Why doesn't Britain have a culture of serious non-fiction journalism like the US?by Susan Greenberg / February 25, 2007 / Leave a comment
There is a concept in marketing called “the end of the middle.” The idea is that because we can now get goods and services of reasonable quality at the cheap end of the market, the middle of the market loses share as people are only prepared to pay more if they get something truly luxurious or special. Hence, for example, the growth of the “slow food” movement.
Does this concept apply to information? We get basic news cheaply, on air and online. In the middle is traditional print journalism, the sector that is losing readers. At the luxury end, there should be a growing market for essays, reportage and other non-fiction writing that takes its time to find things out, notices stories that others miss, and communicates it all to the highest standards: “slow journalism.”

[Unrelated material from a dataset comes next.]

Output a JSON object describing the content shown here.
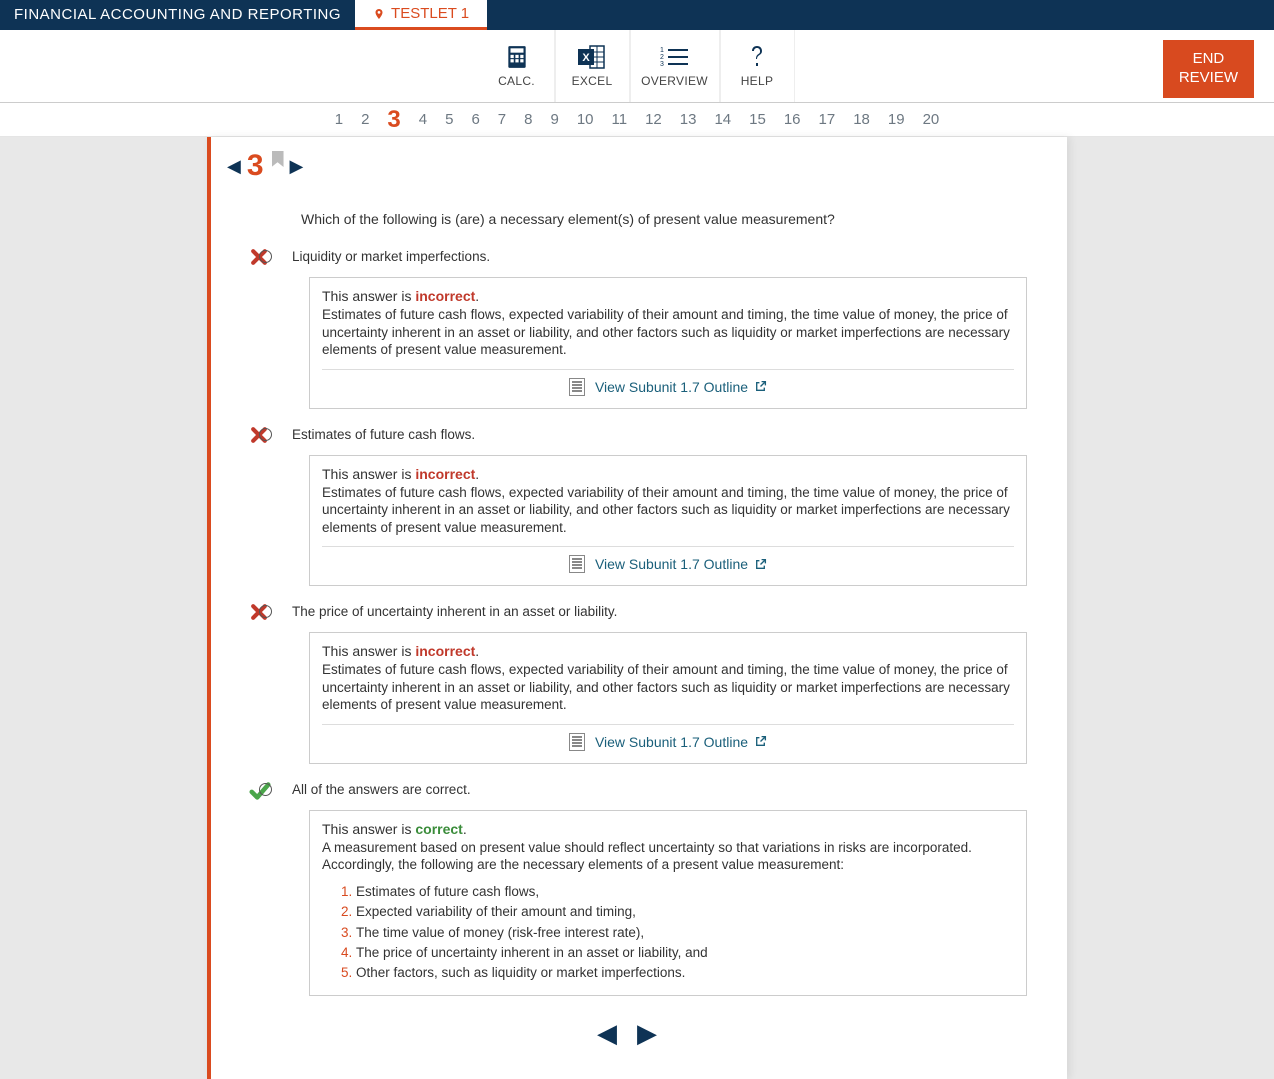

There certainly seems to be some appetite for such content in Britain, reflected in rising sales for literary non-fiction books and growing audiences for new forms of documentary. But it has yet to translate into any dramatic changes in publishing. Newspapers may be becoming more magazine-like, and therefore in theory more hospitable to slow journalism. But they are also adopting an increasingly narrow definition of “entertainment,” in an attempt to make themselves more accessible. In the magazine world, Granta provides a prestigious platform for reportage and travel writing, but it is very nearly on its own—Prospect being another exception. The internet provides a new outlet, but seldom the money to support costly research.
Many ambitious non-fiction writers now turn to writing books. But as the New Yorker writer Jane Kramer has said, literary non-fiction “isn’t a talent that can be honed in a garret. It needs constant, and often expensive, engagement with the world.”
Britain clearly lags behind the US in serious non-fiction journalism. Writers here look jealously at 10,000-word features in Rolling Stone, eclectic “fact pieces” in the New Yorker, expansive investigations in the Atlantic and high-status non-fiction prizes such as the Pulitzer. In US higher education, non-fiction is routinely included in creative writing degrees and both literary and “narrative” journalism are firmly on the map of journalism education.
The difference is partly economic. America’s scale makes it easier to sustain minority tastes—1 per cent of a big audience is still big—and its publications are closer to the world’s centres of political and cultural power. But there are other factors at work. After…